*** Opening of SUPPLIED DATA ***

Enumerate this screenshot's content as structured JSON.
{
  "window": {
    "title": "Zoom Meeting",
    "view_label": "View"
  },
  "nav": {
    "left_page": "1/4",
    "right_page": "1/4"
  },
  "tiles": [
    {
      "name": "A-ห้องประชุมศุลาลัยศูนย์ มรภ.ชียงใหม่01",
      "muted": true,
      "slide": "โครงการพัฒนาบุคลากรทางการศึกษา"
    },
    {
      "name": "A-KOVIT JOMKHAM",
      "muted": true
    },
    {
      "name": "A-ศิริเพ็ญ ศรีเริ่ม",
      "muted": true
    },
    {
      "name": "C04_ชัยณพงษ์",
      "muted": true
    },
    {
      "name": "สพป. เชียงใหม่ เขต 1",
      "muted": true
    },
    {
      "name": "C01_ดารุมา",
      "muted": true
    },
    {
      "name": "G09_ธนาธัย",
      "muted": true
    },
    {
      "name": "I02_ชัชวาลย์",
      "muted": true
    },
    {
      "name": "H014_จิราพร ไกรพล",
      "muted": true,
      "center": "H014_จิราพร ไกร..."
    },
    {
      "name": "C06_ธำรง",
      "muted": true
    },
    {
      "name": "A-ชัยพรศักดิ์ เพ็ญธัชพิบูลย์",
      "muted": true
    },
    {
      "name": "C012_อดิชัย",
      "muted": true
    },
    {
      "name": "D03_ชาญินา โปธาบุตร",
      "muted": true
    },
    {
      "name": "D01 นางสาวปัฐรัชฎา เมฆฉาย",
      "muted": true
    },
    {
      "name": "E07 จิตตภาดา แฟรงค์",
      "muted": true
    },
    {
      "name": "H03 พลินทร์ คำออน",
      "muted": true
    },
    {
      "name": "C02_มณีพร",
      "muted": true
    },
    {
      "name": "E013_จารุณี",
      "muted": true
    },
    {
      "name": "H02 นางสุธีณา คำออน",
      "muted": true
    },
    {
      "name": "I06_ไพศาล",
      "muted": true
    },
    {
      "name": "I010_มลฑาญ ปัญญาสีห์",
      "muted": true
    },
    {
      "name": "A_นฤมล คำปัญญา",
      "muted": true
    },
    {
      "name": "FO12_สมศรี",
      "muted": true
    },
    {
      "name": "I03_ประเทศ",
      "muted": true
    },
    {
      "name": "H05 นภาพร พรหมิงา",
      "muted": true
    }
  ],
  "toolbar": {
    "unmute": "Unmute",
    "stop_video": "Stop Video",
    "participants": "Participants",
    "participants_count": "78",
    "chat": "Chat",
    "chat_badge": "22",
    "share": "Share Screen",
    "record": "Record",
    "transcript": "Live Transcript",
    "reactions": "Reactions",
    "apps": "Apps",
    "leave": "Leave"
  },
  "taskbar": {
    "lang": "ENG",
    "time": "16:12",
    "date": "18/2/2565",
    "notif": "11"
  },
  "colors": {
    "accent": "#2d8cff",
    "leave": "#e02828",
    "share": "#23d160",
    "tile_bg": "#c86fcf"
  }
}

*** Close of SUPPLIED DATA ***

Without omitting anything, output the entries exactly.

Enumerate this screenshot's content as structured JSON.
{
  "window": {
    "title": "Zoom Meeting",
    "view_label": "View"
  },
  "nav": {
    "left_page": "1/4",
    "right_page": "1/4"
  },
  "tiles": [
    {
      "name": "A-ห้องประชุมศุลาลัยศูนย์ มรภ.ชียงใหม่01",
      "muted": true,
      "slide": "โครงการพัฒนาบุคลากรทางการศึกษา"
    },
    {
      "name": "A-KOVIT JOMKHAM",
      "muted": true
    },
    {
      "name": "A-ศิริเพ็ญ ศรีเริ่ม",
      "muted": true
    },
    {
      "name": "C04_ชัยณพงษ์",
      "muted": true
    },
    {
      "name": "สพป. เชียงใหม่ เขต 1",
      "muted": true
    },
    {
      "name": "C01_ดารุมา",
      "muted": true
    },
    {
      "name": "G09_ธนาธัย",
      "muted": true
    },
    {
      "name": "I02_ชัชวาลย์",
      "muted": true
    },
    {
      "name": "H014_จิราพร ไกรพล",
      "muted": true,
      "center": "H014_จิราพร ไกร..."
    },
    {
      "name": "C06_ธำรง",
      "muted": true
    },
    {
      "name": "A-ชัยพรศักดิ์ เพ็ญธัชพิบูลย์",
      "muted": true
    },
    {
      "name": "C012_อดิชัย",
      "muted": true
    },
    {
      "name": "D03_ชาญินา โปธาบุตร",
      "muted": true
    },
    {
      "name": "D01 นางสาวปัฐรัชฎา เมฆฉาย",
      "muted": true
    },
    {
      "name": "E07 จิตตภาดา แฟรงค์",
      "muted": true
    },
    {
      "name": "H03 พลินทร์ คำออน",
      "muted": true
    },
    {
      "name": "C02_มณีพร",
      "muted": true
    },
    {
      "name": "E013_จารุณี",
      "muted": true
    },
    {
      "name": "H02 นางสุธีณา คำออน",
      "muted": true
    },
    {
      "name": "I06_ไพศาล",
      "muted": true
    },
    {
      "name": "I010_มลฑาญ ปัญญาสีห์",
      "muted": true
    },
    {
      "name": "A_นฤมล คำปัญญา",
      "muted": true
    },
    {
      "name": "FO12_สมศรี",
      "muted": true
    },
    {
      "name": "I03_ประเทศ",
      "muted": true
    },
    {
      "name": "H05 นภาพร พรหมิงา",
      "muted": true
    }
  ],
  "toolbar": {
    "unmute": "Unmute",
    "stop_video": "Stop Video",
    "participants": "Participants",
    "participants_count": "78",
    "chat": "Chat",
    "chat_badge": "22",
    "share": "Share Screen",
    "record": "Record",
    "transcript": "Live Transcript",
    "reactions": "Reactions",
    "apps": "Apps",
    "leave": "Leave"
  },
  "taskbar": {
    "lang": "ENG",
    "time": "16:12",
    "date": "18/2/2565",
    "notif": "11"
  },
  "colors": {
    "accent": "#2d8cff",
    "leave": "#e02828",
    "share": "#23d160",
    "tile_bg": "#c86fcf"
  }
}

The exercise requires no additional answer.